* What is needed:
Lift out each line of the data that holds "true".

◆ ◆ ◆ ◆ ◆

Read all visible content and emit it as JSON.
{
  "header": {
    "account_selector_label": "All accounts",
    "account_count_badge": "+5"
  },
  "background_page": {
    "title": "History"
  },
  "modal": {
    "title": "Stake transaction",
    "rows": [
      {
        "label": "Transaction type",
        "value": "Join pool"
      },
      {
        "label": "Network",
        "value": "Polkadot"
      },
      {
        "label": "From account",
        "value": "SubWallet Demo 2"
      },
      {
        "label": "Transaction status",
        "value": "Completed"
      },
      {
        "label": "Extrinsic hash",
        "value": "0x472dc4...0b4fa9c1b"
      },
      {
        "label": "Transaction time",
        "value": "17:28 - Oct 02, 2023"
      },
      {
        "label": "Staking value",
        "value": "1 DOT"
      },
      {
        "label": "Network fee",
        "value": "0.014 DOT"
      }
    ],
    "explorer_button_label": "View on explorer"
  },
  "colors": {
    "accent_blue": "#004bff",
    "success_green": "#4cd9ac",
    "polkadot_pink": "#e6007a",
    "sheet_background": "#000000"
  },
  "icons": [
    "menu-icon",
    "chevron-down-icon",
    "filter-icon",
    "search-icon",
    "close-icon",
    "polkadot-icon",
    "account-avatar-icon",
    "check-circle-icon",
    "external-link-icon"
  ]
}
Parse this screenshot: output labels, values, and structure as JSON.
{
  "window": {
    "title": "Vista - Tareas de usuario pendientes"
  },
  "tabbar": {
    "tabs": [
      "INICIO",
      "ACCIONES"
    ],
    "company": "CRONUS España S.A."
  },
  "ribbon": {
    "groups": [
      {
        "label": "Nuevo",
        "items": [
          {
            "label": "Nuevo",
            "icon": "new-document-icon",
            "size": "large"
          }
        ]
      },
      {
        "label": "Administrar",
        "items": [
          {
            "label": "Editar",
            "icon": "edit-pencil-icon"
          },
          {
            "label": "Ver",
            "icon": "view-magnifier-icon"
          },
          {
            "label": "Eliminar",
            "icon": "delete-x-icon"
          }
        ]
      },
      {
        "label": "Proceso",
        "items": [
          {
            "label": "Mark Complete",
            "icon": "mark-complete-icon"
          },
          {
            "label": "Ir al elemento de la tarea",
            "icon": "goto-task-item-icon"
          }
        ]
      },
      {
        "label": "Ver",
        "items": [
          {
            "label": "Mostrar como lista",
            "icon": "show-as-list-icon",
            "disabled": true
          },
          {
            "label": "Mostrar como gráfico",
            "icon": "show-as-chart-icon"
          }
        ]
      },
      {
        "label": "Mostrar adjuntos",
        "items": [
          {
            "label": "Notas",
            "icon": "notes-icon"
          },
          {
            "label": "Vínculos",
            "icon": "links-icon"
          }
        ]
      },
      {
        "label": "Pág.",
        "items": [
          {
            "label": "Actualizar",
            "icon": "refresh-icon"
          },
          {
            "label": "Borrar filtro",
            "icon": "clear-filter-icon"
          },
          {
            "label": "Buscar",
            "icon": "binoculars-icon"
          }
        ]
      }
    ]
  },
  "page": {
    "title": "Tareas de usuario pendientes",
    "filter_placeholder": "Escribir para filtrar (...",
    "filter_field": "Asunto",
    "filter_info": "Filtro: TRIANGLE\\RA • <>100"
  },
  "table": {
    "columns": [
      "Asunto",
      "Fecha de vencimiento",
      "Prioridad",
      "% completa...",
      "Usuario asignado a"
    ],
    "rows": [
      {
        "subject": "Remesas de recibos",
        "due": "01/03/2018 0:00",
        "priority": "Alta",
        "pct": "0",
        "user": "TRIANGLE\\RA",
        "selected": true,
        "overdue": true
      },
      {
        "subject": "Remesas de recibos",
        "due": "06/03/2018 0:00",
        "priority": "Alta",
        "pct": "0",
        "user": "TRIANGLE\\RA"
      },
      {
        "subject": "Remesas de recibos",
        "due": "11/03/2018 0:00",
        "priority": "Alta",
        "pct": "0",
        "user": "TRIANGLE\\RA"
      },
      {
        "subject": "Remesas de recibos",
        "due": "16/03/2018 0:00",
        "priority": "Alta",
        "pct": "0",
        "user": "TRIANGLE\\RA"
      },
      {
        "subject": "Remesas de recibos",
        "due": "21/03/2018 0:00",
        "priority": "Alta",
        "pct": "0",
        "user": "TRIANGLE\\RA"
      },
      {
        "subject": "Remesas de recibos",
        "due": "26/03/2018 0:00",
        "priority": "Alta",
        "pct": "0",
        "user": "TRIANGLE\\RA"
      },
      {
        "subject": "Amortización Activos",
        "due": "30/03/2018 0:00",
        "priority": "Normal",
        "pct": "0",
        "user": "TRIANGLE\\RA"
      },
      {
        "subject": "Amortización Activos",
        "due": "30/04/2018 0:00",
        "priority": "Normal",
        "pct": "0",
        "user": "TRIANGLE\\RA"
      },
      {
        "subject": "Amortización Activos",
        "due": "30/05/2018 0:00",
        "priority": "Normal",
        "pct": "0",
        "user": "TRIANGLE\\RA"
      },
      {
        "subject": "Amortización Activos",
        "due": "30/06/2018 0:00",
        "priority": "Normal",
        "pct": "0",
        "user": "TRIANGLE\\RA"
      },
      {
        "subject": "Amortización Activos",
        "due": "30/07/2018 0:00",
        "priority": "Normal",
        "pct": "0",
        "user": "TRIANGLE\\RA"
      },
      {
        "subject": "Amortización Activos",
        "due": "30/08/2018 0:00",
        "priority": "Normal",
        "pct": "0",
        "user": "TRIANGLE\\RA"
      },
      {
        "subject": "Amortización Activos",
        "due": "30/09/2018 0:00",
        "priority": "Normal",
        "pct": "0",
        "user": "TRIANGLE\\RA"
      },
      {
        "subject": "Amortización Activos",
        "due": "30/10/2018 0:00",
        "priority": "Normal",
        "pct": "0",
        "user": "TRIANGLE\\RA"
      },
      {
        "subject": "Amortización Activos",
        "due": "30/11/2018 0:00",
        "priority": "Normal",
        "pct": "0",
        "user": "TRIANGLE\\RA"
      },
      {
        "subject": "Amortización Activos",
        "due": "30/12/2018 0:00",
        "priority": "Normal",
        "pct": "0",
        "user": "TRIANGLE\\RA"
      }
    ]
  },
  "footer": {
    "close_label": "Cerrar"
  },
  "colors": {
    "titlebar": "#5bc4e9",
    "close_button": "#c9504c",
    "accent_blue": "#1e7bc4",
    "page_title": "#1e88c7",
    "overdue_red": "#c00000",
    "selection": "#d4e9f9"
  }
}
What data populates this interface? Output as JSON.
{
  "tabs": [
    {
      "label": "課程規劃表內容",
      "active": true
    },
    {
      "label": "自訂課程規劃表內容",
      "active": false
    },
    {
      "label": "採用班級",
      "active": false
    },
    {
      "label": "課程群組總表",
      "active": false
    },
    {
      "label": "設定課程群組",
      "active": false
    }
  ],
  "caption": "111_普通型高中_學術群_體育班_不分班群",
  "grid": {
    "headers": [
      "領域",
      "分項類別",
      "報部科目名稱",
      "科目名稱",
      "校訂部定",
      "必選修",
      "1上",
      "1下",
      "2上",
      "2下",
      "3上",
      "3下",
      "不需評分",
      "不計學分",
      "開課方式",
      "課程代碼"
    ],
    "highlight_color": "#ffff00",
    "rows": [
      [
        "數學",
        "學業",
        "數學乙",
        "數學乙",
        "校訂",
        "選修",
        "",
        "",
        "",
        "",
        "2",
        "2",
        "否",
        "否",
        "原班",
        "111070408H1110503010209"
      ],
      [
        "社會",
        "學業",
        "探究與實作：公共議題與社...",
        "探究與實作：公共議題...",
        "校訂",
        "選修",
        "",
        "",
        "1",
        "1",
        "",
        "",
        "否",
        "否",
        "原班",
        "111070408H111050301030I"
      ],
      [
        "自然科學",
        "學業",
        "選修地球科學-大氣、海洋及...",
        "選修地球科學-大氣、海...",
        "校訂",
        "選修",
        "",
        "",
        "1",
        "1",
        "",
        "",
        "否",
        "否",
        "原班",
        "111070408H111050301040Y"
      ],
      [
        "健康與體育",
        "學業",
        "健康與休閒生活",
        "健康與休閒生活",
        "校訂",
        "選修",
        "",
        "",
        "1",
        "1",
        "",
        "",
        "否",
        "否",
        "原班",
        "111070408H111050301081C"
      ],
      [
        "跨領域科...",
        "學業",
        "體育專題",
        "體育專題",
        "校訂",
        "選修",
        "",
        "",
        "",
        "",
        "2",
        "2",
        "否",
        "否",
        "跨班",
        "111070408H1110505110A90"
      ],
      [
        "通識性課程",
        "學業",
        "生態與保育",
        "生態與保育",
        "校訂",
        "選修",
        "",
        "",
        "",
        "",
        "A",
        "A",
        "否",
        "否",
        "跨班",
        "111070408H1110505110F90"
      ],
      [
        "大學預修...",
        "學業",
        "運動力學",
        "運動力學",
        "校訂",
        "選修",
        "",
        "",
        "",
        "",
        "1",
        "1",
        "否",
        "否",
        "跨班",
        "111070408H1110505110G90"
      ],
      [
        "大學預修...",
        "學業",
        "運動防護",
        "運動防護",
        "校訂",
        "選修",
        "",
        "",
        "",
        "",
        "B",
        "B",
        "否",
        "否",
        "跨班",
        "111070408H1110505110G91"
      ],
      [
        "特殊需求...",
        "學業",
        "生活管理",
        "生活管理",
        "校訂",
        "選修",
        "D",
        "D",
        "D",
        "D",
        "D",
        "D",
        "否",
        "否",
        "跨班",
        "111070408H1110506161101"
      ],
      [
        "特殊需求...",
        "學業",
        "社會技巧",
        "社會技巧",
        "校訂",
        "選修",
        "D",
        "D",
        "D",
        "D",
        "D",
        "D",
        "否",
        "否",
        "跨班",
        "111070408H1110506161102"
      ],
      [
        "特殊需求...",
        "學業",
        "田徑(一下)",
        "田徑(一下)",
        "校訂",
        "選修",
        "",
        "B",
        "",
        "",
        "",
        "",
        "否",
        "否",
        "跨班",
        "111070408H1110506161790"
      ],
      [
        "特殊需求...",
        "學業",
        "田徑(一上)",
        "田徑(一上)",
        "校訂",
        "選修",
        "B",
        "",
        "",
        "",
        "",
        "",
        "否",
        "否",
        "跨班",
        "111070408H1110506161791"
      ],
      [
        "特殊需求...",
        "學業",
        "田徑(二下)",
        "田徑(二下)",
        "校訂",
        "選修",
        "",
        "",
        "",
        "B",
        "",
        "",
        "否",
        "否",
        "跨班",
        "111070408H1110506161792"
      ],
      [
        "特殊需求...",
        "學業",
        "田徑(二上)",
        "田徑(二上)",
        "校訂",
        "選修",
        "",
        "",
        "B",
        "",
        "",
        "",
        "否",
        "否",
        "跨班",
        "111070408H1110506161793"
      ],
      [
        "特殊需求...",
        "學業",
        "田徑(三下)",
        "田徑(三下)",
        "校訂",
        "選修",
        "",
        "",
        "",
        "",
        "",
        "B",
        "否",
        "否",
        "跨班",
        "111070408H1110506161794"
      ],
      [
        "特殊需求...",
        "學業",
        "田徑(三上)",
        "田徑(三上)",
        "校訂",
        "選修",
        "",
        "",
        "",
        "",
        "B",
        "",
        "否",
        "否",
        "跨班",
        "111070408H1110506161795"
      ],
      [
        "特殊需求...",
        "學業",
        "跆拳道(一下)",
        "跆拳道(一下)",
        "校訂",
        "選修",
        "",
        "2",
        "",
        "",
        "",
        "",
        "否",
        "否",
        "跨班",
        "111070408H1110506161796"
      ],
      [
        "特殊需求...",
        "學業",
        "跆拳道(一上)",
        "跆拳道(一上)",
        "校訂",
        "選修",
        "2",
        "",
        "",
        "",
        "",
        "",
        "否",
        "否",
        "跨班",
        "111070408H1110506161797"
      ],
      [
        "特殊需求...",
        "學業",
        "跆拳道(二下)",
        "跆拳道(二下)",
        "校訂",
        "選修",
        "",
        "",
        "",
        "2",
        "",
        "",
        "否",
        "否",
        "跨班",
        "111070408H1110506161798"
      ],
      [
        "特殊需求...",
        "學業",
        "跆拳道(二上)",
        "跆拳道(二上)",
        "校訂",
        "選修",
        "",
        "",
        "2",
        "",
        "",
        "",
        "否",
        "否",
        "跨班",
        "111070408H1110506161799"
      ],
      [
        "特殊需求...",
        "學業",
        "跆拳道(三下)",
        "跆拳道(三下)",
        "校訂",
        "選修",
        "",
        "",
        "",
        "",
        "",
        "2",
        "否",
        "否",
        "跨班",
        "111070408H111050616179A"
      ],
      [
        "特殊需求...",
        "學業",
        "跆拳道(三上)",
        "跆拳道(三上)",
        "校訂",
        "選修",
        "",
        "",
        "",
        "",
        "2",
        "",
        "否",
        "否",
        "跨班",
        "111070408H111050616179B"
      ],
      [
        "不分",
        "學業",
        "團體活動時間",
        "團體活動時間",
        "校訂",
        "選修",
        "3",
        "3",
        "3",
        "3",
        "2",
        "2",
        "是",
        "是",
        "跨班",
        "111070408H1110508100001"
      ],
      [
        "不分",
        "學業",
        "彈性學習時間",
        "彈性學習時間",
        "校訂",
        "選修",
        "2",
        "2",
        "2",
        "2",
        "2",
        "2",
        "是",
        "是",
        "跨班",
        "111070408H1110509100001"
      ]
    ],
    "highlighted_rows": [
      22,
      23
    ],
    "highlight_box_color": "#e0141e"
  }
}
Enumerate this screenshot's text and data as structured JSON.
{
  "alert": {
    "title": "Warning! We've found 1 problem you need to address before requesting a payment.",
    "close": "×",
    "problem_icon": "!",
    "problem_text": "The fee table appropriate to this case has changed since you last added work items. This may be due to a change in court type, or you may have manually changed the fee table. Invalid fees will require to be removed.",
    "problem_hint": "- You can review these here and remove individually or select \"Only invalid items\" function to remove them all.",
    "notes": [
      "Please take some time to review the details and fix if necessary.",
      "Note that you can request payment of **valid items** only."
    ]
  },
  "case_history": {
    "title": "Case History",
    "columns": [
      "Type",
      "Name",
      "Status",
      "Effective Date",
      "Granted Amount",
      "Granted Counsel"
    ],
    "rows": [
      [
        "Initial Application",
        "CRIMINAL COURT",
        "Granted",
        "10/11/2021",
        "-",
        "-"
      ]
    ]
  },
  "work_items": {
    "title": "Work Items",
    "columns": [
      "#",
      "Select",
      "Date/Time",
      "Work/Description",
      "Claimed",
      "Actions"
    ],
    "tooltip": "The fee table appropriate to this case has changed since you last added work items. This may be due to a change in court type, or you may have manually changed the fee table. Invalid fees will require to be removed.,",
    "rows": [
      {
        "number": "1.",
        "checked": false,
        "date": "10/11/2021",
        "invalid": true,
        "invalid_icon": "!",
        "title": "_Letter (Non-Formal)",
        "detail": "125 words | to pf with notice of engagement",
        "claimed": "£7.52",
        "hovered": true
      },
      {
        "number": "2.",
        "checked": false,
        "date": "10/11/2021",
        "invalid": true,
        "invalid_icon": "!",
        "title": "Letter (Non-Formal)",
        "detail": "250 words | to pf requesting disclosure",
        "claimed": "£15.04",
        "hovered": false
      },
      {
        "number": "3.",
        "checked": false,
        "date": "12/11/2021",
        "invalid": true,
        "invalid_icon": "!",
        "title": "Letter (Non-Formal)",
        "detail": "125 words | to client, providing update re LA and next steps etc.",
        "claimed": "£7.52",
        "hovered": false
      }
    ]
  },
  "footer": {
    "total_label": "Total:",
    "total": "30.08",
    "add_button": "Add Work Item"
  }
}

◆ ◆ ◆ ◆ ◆

* Response to the task:
            "disabled": true
        "selected": true,
        "overdue": true
      "active": true
        "invalid": true,
        "hovered": true
        "invalid": true,
        "invalid": true,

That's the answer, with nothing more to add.